In common with many advanced economies, rapid urbanization and the early industrialization of food production as well as female emancipation have resulted in a highly modern consumer society with reduced connection to the rural environment and adherence to traditional household roles. Consequently food security became an increasing concern starting in the 1960's. Concerns over the quality and nutritional value of industrialized food production led to the creation of the Roots Association in 1951. Its principles of organic farming are now widely promoted and accepted as an essential element of contemporary food culture by many sections of the population (often upheld as a symbol of the nation, in fact), and animal welfare in farming is amongst the most advanced in the world. The last half of the 20th century saw an increase in the availability of a greater range of good quality, organically-produced fresh products and greater willingness by many sections of the Faelish population to vary their diets and explore dishes from other cultures on the island. Current trends suggests a growing national cuisine created from the regional variants.
Main article: Cuisine of the Latin Coast
The Latin Coast is known for its affinity for ribbon pastas served simply (an appropriation from the 19th-century immigration from Sardinia), typically with 2-3 other ingredients. Buckwheat is a common replacement for traditional cereals, such as spelt. The most common forms of protein consumed are traditionally fish, cheese, beans and legumes. Mushrooms often feature prominently in settlements in the mountains.

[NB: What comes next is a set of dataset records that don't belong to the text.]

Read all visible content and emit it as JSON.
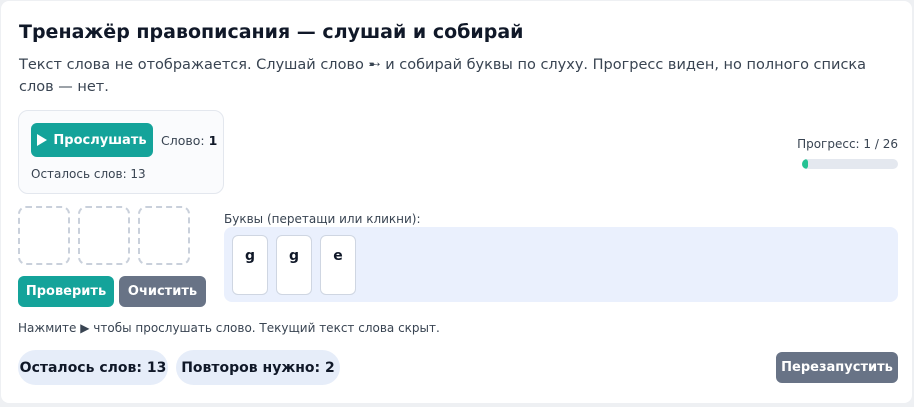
{
  "header": {
    "title": "Тренажёр правописания — слушай и собирай",
    "description": "Текст слова не отображается. Слушай слово ➸ и собирай буквы по слуху. Прогресс виден, но полного списка слов — нет."
  },
  "player": {
    "play_label": "Прослушать",
    "word_label": "Слово:",
    "word_number": "1",
    "remaining_text": "Осталось слов: 13"
  },
  "progress": {
    "text": "Прогресс: 1 / 26",
    "current": 1,
    "total": 26
  },
  "answer_slots": {
    "count": 3
  },
  "actions": {
    "check_label": "Проверить",
    "clear_label": "Очистить"
  },
  "letters": {
    "label": "Буквы (перетащи или кликни):",
    "items": [
      "g",
      "g",
      "e"
    ]
  },
  "hint": "Нажмите ▶ чтобы прослушать слово. Текущий текст слова скрыт.",
  "footer": {
    "remaining_pill": "Осталось слов: 13",
    "repeats_pill": "Повторов нужно: 2",
    "restart_label": "Перезапустить"
  },
  "colors": {
    "accent": "#14a39a",
    "secondary_button": "#687386",
    "progress_fill": "#25c293",
    "tray_background": "#eaf0fd"
  }
}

Pasta with arugula is the national dish of Pentapoli (here shown with cheese and tomatoes).
Surrounded by the sea, the Latin Coast and especially the greater Ferraione area offer a wide range of fresh seafood and fish, especially Atlantic mackerel, fluke, sprat, brill, cod, et al. Among the seafood specialties is a fish stew called garo.
Main article: Valadurian Cuisine
Valaduria is known for its hearty and simple rustic fare. Typically consisting of a meat or fish served with little ornament, often roasted or grilled with a lightly herbed, seasonal vegetable, potatoes and sea salt.
Main article: Cuisine of the Midlands
Faelish cuisine, or the cuisine of the Midlands, is a style of cooking originating from central Faeland (Ríocht Fíl) and developed by the native Faelish population. Although it reflects much social and agricultural change, it is largely representative of the indigenous crops and meats available to the inhabitants.
Faelish Autumn Soup —a staple of the Midlands— contains rice, lentils, borlotti and French beans, kale and roughly chopped carrots. Traditionally it is seasoned only with fresh dill, sea salt, and garlic. The expression "If it doesn't taste like a garden..." is a Midlands axiom for veracity; from the tradition that if the soup is over-seasoned, it is not truly Autumn Soup.
Main article: Cuisine of The Shore
The cuisine of The Shore originated in the southeastern region of the V.F. roughly contiguous with Lito. It is characterized by extensive use of seafood and ovine products, which results from its historical reliance on its seaports and fishing industry, as well as pastoral farming in the rocky, inland regions. Many of The Shore's earliest settlers were Catholic exiles from Elizabethan England, who brought their traditions with them (including baking foods, whereas sautéing was more typical of the rest of Faeland).
- Various types of leafy green vegetables (often sautéed):
- Other vegetables:
- Sweet and hot peppers
- Mostly cod, but all fish common to the Bay of Biscay
- Cumin (mostly in The Shore and New Norwich, where there is a substantial southeast Asian population)
- Sea salt
- Black Pepper
- Garlic Tea
A twentieth-century phenomenon of gastronomical societies —food clubs where men and women gather to cook and enjoy their own food— has become very popular, inspired by a similar Basque tradition.